The increased risk of breast cancer associated with a range of common genes is not affected by lifestyle factors including use of hormone replacement therapy, age at birth of first child, obesity and alcohol consumption, according to Ruth Travis, DPhil of the Cancer Epidemiology Unit, University of Oxford, UK, and colleagues from the Million Women Study.
Recent studies have identified several common genetic variations which carry a small increased risk of breast cancer. Little is known about how the effects of these genes relate to the established lifestyle and behavioral risk factors for breast cancer. The authors have examined this question in detail for the first time in a large UK study of women’s health, according to a press release.
The study included 7,160 women who developed breast cancer and 10,196 women without breast cancer, who each provided a blood sample for genetic testing as well as information on lifestyle factors. The authors studied the risk of breast cancer for 12 genetic variants in the women’s DNA, in relation to 10 established environmental risk factors — age at puberty onset, number of births, age at first birth, breastfeeding, menopausal status, age at menopause, use of hormone replacement therapy, body-mass index, height, and alcohol consumption.

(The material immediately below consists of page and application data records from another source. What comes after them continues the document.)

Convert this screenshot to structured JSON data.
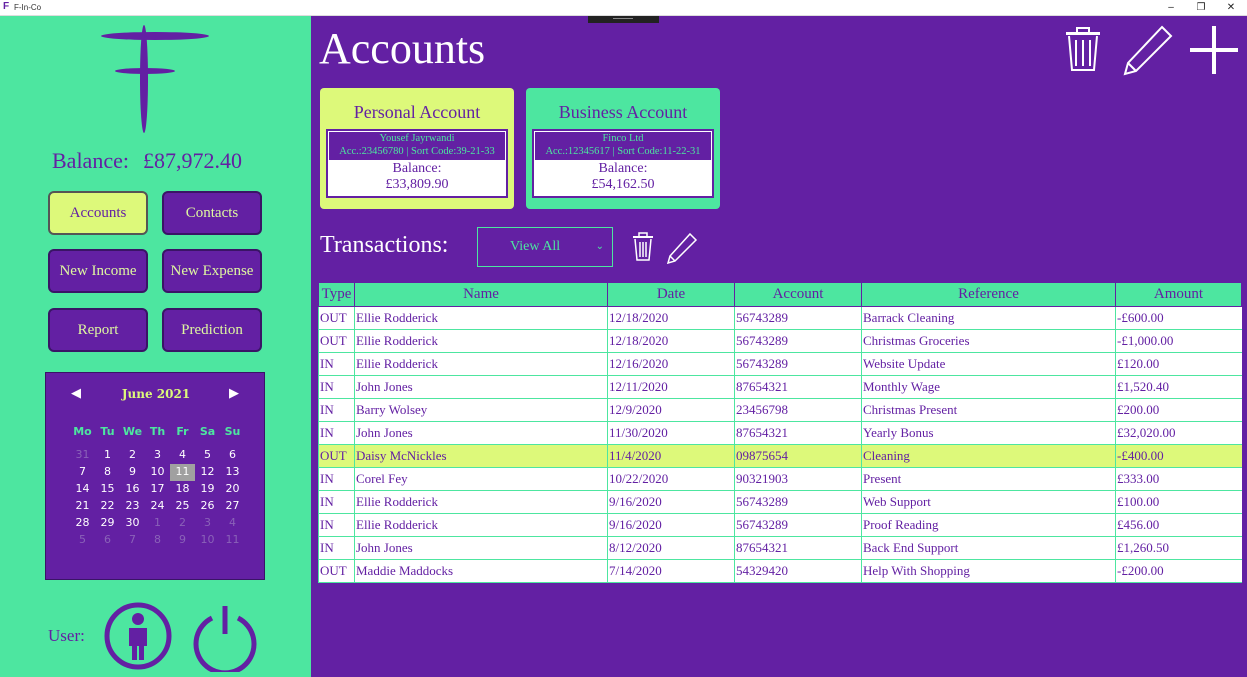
{
  "window": {
    "title": "F-In-Co",
    "minimize": "–",
    "restore": "❐",
    "close": "✕"
  },
  "sidebar": {
    "balance_label": "Balance:",
    "balance_value": "£87,972.40",
    "nav": {
      "accounts": "Accounts",
      "contacts": "Contacts",
      "new_income": "New Income",
      "new_expense": "New Expense",
      "report": "Report",
      "prediction": "Prediction"
    },
    "calendar": {
      "month": "June 2021",
      "dows": [
        "Mo",
        "Tu",
        "We",
        "Th",
        "Fr",
        "Sa",
        "Su"
      ],
      "days": [
        "31",
        "1",
        "2",
        "3",
        "4",
        "5",
        "6",
        "7",
        "8",
        "9",
        "10",
        "11",
        "12",
        "13",
        "14",
        "15",
        "16",
        "17",
        "18",
        "19",
        "20",
        "21",
        "22",
        "23",
        "24",
        "25",
        "26",
        "27",
        "28",
        "29",
        "30",
        "1",
        "2",
        "3",
        "4",
        "5",
        "6",
        "7",
        "8",
        "9",
        "10",
        "11"
      ],
      "today": "11"
    },
    "user_label": "User:"
  },
  "main": {
    "title": "Accounts",
    "accounts": [
      {
        "name": "Personal Account",
        "holder": "Yousef Jayrwandi",
        "details": "Acc.:23456780 | Sort Code:39-21-33",
        "balance_label": "Balance:",
        "balance": "£33,809.90"
      },
      {
        "name": "Business Account",
        "holder": "Finco Ltd",
        "details": "Acc.:12345617 | Sort Code:11-22-31",
        "balance_label": "Balance:",
        "balance": "£54,162.50"
      }
    ],
    "transactions_label": "Transactions:",
    "filter": "View All",
    "columns": [
      "Type",
      "Name",
      "Date",
      "Account",
      "Reference",
      "Amount"
    ],
    "rows": [
      [
        "OUT",
        "Ellie Rodderick",
        "12/18/2020",
        "56743289",
        "Barrack Cleaning",
        "-£600.00"
      ],
      [
        "OUT",
        "Ellie Rodderick",
        "12/18/2020",
        "56743289",
        "Christmas Groceries",
        "-£1,000.00"
      ],
      [
        "IN",
        "Ellie Rodderick",
        "12/16/2020",
        "56743289",
        "Website Update",
        "£120.00"
      ],
      [
        "IN",
        "John Jones",
        "12/11/2020",
        "87654321",
        "Monthly Wage",
        "£1,520.40"
      ],
      [
        "IN",
        "Barry Wolsey",
        "12/9/2020",
        "23456798",
        "Christmas Present",
        "£200.00"
      ],
      [
        "IN",
        "John Jones",
        "11/30/2020",
        "87654321",
        "Yearly Bonus",
        "£32,020.00"
      ],
      [
        "OUT",
        "Daisy McNickles",
        "11/4/2020",
        "09875654",
        "Cleaning",
        "-£400.00"
      ],
      [
        "IN",
        "Corel Fey",
        "10/22/2020",
        "90321903",
        "Present",
        "£333.00"
      ],
      [
        "IN",
        "Ellie Rodderick",
        "9/16/2020",
        "56743289",
        "Web Support",
        "£100.00"
      ],
      [
        "IN",
        "Ellie Rodderick",
        "9/16/2020",
        "56743289",
        "Proof  Reading",
        "£456.00"
      ],
      [
        "IN",
        "John Jones",
        "8/12/2020",
        "87654321",
        "Back End Support",
        "£1,260.50"
      ],
      [
        "OUT",
        "Maddie Maddocks",
        "7/14/2020",
        "54329420",
        "Help With Shopping",
        "-£200.00"
      ]
    ],
    "highlighted_row": 6
  },
  "colors": {
    "purple": "#6320a3",
    "green": "#4de6a0",
    "lime": "#ddf97a"
  }
}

None of the 120 comparisons yielded significant evidence of gene-environment interactions. In particular, and contrary to previous suggestions, use of hormone replacement therapy did not affect the risk associated with these common genes.
This lack of interaction means that although both genetic and environmental factors separately increase breast cancer risk, they appear to do so independently. This study did not include the well-known, much rarer breast cancer susceptibility genes such as BRCA1 and BRCA2. These carry a high risk of breast cancer but affect relatively few women.
“Known risk factors for breast cancer include both lifestyle factors and inherited genetic factors. We looked at whether lifestyle factors for breast cancer, such as use of HRT, alcohol consumption and reproductive history, influence the genetic risks: and the answer is that they do not.”